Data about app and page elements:

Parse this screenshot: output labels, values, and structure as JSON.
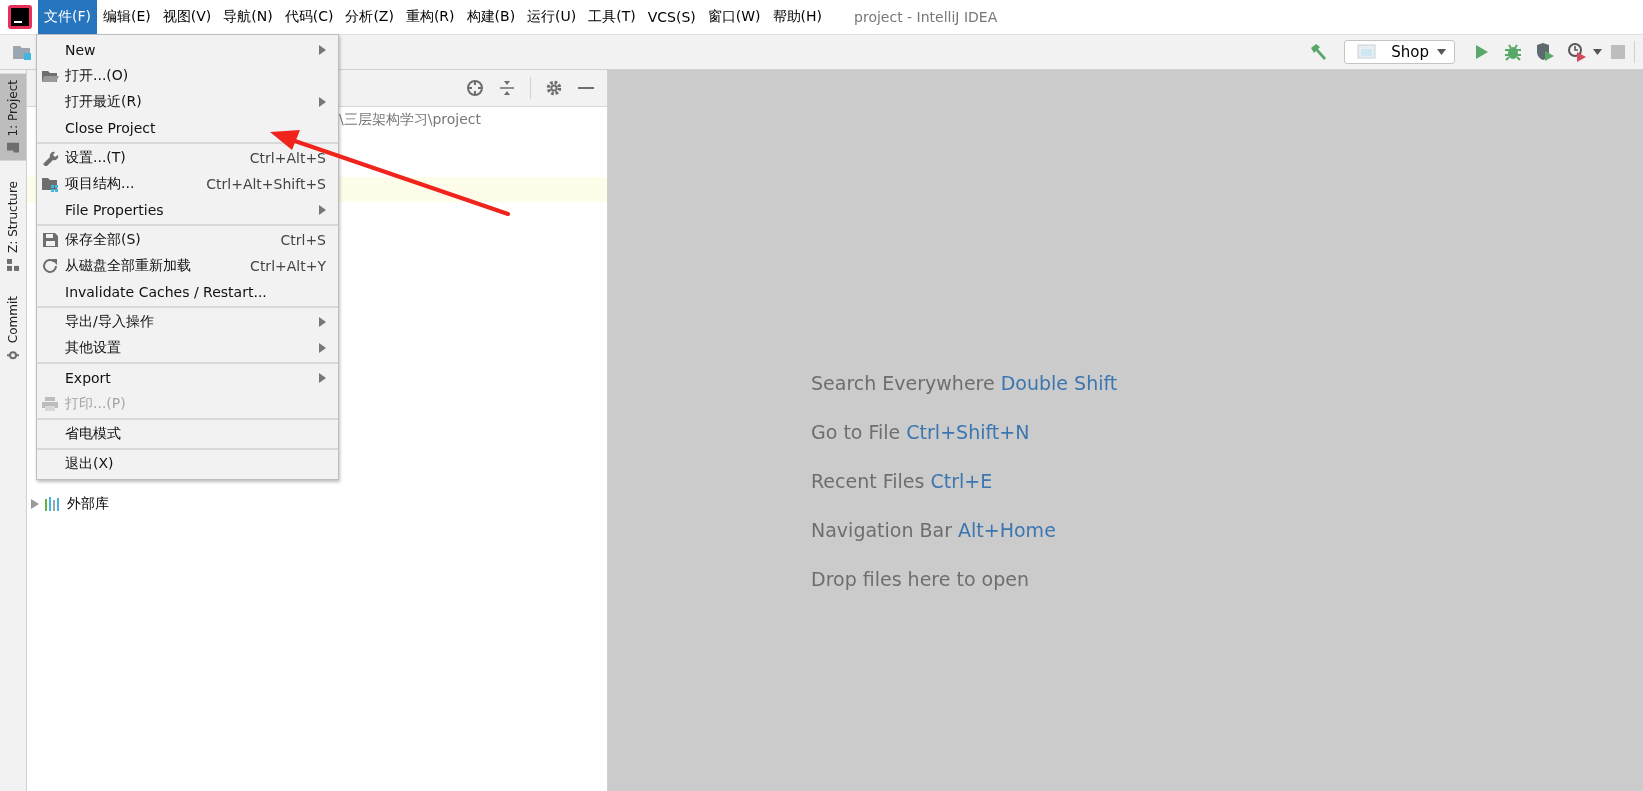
{
  "menubar": {
    "items": [
      {
        "label": "文件(F)",
        "selected": true
      },
      {
        "label": "编辑(E)",
        "selected": false
      },
      {
        "label": "视图(V)",
        "selected": false
      },
      {
        "label": "导航(N)",
        "selected": false
      },
      {
        "label": "代码(C)",
        "selected": false
      },
      {
        "label": "分析(Z)",
        "selected": false
      },
      {
        "label": "重构(R)",
        "selected": false
      },
      {
        "label": "构建(B)",
        "selected": false
      },
      {
        "label": "运行(U)",
        "selected": false
      },
      {
        "label": "工具(T)",
        "selected": false
      },
      {
        "label": "VCS(S)",
        "selected": false
      },
      {
        "label": "窗口(W)",
        "selected": false
      },
      {
        "label": "帮助(H)",
        "selected": false
      }
    ],
    "title": "project - IntelliJ IDEA"
  },
  "toolbar": {
    "run_configuration": "Shop"
  },
  "tool_window_tabs": [
    {
      "label": "1: Project",
      "selected": true
    },
    {
      "label": "Z: Structure",
      "selected": false
    },
    {
      "label": "Commit",
      "selected": false
    }
  ],
  "project_panel": {
    "path": "\\三层架构学习\\project",
    "tree": [
      {
        "label": "外部库",
        "expanded": false
      }
    ]
  },
  "file_menu": {
    "groups": [
      [
        {
          "label": "New",
          "submenu": true,
          "disabled": false
        },
        {
          "label": "打开...(O)",
          "submenu": false,
          "disabled": false
        },
        {
          "label": "打开最近(R)",
          "submenu": true,
          "disabled": false
        },
        {
          "label": "Close Project",
          "submenu": false,
          "disabled": false
        }
      ],
      [
        {
          "label": "设置...(T)",
          "shortcut": "Ctrl+Alt+S",
          "submenu": false,
          "disabled": false
        },
        {
          "label": "项目结构...",
          "shortcut": "Ctrl+Alt+Shift+S",
          "submenu": false,
          "disabled": false
        },
        {
          "label": "File Properties",
          "submenu": true,
          "disabled": false
        }
      ],
      [
        {
          "label": "保存全部(S)",
          "shortcut": "Ctrl+S",
          "submenu": false,
          "disabled": false
        },
        {
          "label": "从磁盘全部重新加载",
          "shortcut": "Ctrl+Alt+Y",
          "submenu": false,
          "disabled": false
        },
        {
          "label": "Invalidate Caches / Restart...",
          "submenu": false,
          "disabled": false
        }
      ],
      [
        {
          "label": "导出/导入操作",
          "submenu": true,
          "disabled": false
        },
        {
          "label": "其他设置",
          "submenu": true,
          "disabled": false
        }
      ],
      [
        {
          "label": "Export",
          "submenu": true,
          "disabled": false
        },
        {
          "label": "打印...(P)",
          "submenu": false,
          "disabled": true
        }
      ],
      [
        {
          "label": "省电模式",
          "submenu": false,
          "disabled": false
        }
      ],
      [
        {
          "label": "退出(X)",
          "submenu": false,
          "disabled": false
        }
      ]
    ]
  },
  "editor_hints": [
    {
      "text": "Search Everywhere",
      "shortcut": "Double Shift"
    },
    {
      "text": "Go to File",
      "shortcut": "Ctrl+Shift+N"
    },
    {
      "text": "Recent Files",
      "shortcut": "Ctrl+E"
    },
    {
      "text": "Navigation Bar",
      "shortcut": "Alt+Home"
    },
    {
      "text": "Drop files here to open"
    }
  ]
}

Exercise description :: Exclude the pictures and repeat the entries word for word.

Problem solution ::
Parse this screenshot: output labels, values, and structure as JSON.
{
  "menubar": {
    "items": [
      {
        "label": "文件(F)",
        "selected": true
      },
      {
        "label": "编辑(E)",
        "selected": false
      },
      {
        "label": "视图(V)",
        "selected": false
      },
      {
        "label": "导航(N)",
        "selected": false
      },
      {
        "label": "代码(C)",
        "selected": false
      },
      {
        "label": "分析(Z)",
        "selected": false
      },
      {
        "label": "重构(R)",
        "selected": false
      },
      {
        "label": "构建(B)",
        "selected": false
      },
      {
        "label": "运行(U)",
        "selected": false
      },
      {
        "label": "工具(T)",
        "selected": false
      },
      {
        "label": "VCS(S)",
        "selected": false
      },
      {
        "label": "窗口(W)",
        "selected": false
      },
      {
        "label": "帮助(H)",
        "selected": false
      }
    ],
    "title": "project - IntelliJ IDEA"
  },
  "toolbar": {
    "run_configuration": "Shop"
  },
  "tool_window_tabs": [
    {
      "label": "1: Project",
      "selected": true
    },
    {
      "label": "Z: Structure",
      "selected": false
    },
    {
      "label": "Commit",
      "selected": false
    }
  ],
  "project_panel": {
    "path": "\\三层架构学习\\project",
    "tree": [
      {
        "label": "外部库",
        "expanded": false
      }
    ]
  },
  "file_menu": {
    "groups": [
      [
        {
          "label": "New",
          "submenu": true,
          "disabled": false
        },
        {
          "label": "打开...(O)",
          "submenu": false,
          "disabled": false
        },
        {
          "label": "打开最近(R)",
          "submenu": true,
          "disabled": false
        },
        {
          "label": "Close Project",
          "submenu": false,
          "disabled": false
        }
      ],
      [
        {
          "label": "设置...(T)",
          "shortcut": "Ctrl+Alt+S",
          "submenu": false,
          "disabled": false
        },
        {
          "label": "项目结构...",
          "shortcut": "Ctrl+Alt+Shift+S",
          "submenu": false,
          "disabled": false
        },
        {
          "label": "File Properties",
          "submenu": true,
          "disabled": false
        }
      ],
      [
        {
          "label": "保存全部(S)",
          "shortcut": "Ctrl+S",
          "submenu": false,
          "disabled": false
        },
        {
          "label": "从磁盘全部重新加载",
          "shortcut": "Ctrl+Alt+Y",
          "submenu": false,
          "disabled": false
        },
        {
          "label": "Invalidate Caches / Restart...",
          "submenu": false,
          "disabled": false
        }
      ],
      [
        {
          "label": "导出/导入操作",
          "submenu": true,
          "disabled": false
        },
        {
          "label": "其他设置",
          "submenu": true,
          "disabled": false
        }
      ],
      [
        {
          "label": "Export",
          "submenu": true,
          "disabled": false
        },
        {
          "label": "打印...(P)",
          "submenu": false,
          "disabled": true
        }
      ],
      [
        {
          "label": "省电模式",
          "submenu": false,
          "disabled": false
        }
      ],
      [
        {
          "label": "退出(X)",
          "submenu": false,
          "disabled": false
        }
      ]
    ]
  },
  "editor_hints": [
    {
      "text": "Search Everywhere",
      "shortcut": "Double Shift"
    },
    {
      "text": "Go to File",
      "shortcut": "Ctrl+Shift+N"
    },
    {
      "text": "Recent Files",
      "shortcut": "Ctrl+E"
    },
    {
      "text": "Navigation Bar",
      "shortcut": "Alt+Home"
    },
    {
      "text": "Drop files here to open"
    }
  ]
}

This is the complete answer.